### PROBLEM DESCRIPTION
The full listing, reproduced exactly, is what the response must contain.

SUPPLIED MATERIAL: Begin

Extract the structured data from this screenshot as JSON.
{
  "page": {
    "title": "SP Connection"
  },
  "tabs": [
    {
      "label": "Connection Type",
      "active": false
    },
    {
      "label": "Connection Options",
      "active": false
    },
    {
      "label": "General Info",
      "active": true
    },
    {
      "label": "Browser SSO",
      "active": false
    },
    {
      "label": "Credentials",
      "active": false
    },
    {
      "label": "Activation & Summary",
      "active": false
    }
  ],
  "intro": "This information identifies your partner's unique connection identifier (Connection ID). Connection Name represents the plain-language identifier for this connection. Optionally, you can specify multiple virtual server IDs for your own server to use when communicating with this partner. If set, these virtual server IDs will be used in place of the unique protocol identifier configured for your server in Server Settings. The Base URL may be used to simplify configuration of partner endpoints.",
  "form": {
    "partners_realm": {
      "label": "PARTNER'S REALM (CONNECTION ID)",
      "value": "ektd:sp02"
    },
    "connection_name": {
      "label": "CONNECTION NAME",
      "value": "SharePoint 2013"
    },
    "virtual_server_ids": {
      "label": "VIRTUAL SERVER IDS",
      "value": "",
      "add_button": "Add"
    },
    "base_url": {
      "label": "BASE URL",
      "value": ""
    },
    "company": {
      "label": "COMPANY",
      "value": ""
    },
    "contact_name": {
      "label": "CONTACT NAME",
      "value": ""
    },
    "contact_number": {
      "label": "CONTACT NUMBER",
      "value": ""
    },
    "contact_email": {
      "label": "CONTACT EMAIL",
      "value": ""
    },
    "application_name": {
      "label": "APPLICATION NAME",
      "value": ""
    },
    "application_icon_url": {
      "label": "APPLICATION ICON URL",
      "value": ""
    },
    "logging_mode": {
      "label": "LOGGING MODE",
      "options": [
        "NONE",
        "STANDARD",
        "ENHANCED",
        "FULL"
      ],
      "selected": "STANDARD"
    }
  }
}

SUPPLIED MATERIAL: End

### ANSWER
Extract the structured data from this screenshot as JSON.
{
  "page": {
    "title": "SP Connection"
  },
  "tabs": [
    {
      "label": "Connection Type",
      "active": false
    },
    {
      "label": "Connection Options",
      "active": false
    },
    {
      "label": "General Info",
      "active": true
    },
    {
      "label": "Browser SSO",
      "active": false
    },
    {
      "label": "Credentials",
      "active": false
    },
    {
      "label": "Activation & Summary",
      "active": false
    }
  ],
  "intro": "This information identifies your partner's unique connection identifier (Connection ID). Connection Name represents the plain-language identifier for this connection. Optionally, you can specify multiple virtual server IDs for your own server to use when communicating with this partner. If set, these virtual server IDs will be used in place of the unique protocol identifier configured for your server in Server Settings. The Base URL may be used to simplify configuration of partner endpoints.",
  "form": {
    "partners_realm": {
      "label": "PARTNER'S REALM (CONNECTION ID)",
      "value": "ektd:sp02"
    },
    "connection_name": {
      "label": "CONNECTION NAME",
      "value": "SharePoint 2013"
    },
    "virtual_server_ids": {
      "label": "VIRTUAL SERVER IDS",
      "value": "",
      "add_button": "Add"
    },
    "base_url": {
      "label": "BASE URL",
      "value": ""
    },
    "company": {
      "label": "COMPANY",
      "value": ""
    },
    "contact_name": {
      "label": "CONTACT NAME",
      "value": ""
    },
    "contact_number": {
      "label": "CONTACT NUMBER",
      "value": ""
    },
    "contact_email": {
      "label": "CONTACT EMAIL",
      "value": ""
    },
    "application_name": {
      "label": "APPLICATION NAME",
      "value": ""
    },
    "application_icon_url": {
      "label": "APPLICATION ICON URL",
      "value": ""
    },
    "logging_mode": {
      "label": "LOGGING MODE",
      "options": [
        "NONE",
        "STANDARD",
        "ENHANCED",
        "FULL"
      ],
      "selected": "STANDARD"
    }
  }
}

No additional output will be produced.